The Central Bank of Nigeria (CBN) Tuesday revealed plans to increase the Chinese Yuan’s proportion of the country’s external reserves from two percent to seven percent.
The move was influenced by the growing strength of the Chinese currency in global trade, the Deputy Governor (Operations), CBN; Dr. Kingsley Chiedu Moghalu said in an interview with Bloomberg in London.
However, Moghalu did not specify the timeframe for the change.
Nigeria currently holds about 85 percent of its reserves in dollars, he said.
Moghalu added: “It was clear to us that the future of international economics and trade will shift in large part to business with and by China.
“Ultimately the renminbi is likely to become a global convertible currency.”
The central bank started to diversify its reserves into Yuan in 2011 and is working with the People’s Bank of China to boost the holdings as soon as the relevant structures are in place, he said further.
Nigeria’s external reserves stood at $43.182 billion as at Monday.
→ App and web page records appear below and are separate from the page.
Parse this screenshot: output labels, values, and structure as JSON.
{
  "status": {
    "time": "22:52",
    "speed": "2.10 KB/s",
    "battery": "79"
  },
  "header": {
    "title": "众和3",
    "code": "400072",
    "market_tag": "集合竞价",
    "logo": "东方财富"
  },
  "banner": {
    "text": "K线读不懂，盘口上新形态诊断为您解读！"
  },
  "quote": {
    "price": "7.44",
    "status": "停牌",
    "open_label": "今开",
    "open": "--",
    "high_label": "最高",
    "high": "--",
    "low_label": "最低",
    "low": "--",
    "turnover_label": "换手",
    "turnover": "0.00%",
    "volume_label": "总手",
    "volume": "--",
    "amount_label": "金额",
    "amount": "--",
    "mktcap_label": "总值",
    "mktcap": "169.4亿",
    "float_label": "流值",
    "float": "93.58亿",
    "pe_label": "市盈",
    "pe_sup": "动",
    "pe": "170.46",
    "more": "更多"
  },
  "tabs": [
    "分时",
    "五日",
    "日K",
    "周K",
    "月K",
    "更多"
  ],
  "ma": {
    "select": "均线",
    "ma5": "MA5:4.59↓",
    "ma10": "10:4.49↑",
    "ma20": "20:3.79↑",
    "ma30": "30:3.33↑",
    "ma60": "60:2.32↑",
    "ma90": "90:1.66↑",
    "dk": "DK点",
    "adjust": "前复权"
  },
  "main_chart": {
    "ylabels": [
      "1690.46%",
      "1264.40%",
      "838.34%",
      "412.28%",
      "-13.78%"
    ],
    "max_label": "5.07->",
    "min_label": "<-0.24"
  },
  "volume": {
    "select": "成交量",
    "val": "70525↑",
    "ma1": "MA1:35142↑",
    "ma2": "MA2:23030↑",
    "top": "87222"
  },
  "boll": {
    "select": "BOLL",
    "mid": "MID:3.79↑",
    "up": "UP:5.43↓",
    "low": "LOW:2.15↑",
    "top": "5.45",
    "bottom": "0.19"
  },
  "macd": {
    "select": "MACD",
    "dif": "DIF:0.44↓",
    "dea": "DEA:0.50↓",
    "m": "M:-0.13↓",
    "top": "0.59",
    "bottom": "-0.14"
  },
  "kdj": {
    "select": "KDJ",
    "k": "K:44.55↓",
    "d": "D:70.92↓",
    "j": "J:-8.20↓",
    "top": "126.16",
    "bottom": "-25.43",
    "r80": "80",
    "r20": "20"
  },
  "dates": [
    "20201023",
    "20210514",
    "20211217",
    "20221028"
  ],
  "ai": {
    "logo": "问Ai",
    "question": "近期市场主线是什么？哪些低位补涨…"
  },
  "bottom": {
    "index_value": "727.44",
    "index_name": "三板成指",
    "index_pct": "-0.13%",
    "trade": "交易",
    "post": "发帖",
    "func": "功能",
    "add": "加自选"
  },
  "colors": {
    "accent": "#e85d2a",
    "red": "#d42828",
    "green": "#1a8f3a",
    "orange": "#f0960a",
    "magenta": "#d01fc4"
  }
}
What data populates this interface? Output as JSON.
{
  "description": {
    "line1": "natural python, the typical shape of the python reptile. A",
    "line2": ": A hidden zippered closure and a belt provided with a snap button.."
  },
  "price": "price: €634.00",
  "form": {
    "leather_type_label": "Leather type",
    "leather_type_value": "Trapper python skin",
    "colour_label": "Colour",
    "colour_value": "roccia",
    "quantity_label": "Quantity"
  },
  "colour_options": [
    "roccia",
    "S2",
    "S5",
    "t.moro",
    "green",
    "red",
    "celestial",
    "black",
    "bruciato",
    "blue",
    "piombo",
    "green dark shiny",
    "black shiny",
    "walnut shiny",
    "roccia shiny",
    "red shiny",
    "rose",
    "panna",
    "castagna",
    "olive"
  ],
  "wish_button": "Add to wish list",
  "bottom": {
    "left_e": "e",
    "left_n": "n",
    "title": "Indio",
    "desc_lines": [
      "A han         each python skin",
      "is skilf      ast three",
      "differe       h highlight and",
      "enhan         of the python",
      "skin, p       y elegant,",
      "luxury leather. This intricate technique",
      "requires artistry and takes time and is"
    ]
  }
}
The CBN Governor, Mallam Sanusi Lamido Sanusi had last September insisted that the central bank’s decision to diversify the country’s reserve base from the United States dollar by investing in China’s Renminbi had paid-off two years after.
He said Yuan, also known as the Renminbi had been appreciating in value. Sanusi had argued that a lot of countries were beginning to diversify their reserve currencies in other emerging economies that were showing promises.
Sanusi had said: “The issue about risk is changing because of the dynamics of the global economy and you know pretty well that currently there are issues around the strength of the currencies all over the globe and the debate is ongoing on whether or not, the dollar would continue to be the de-facto reserve currency.
“That’s why so many countries are changing the basket of currencies where they keep the reserves so that they can mix their risks-and then, they are beginning to diversify.”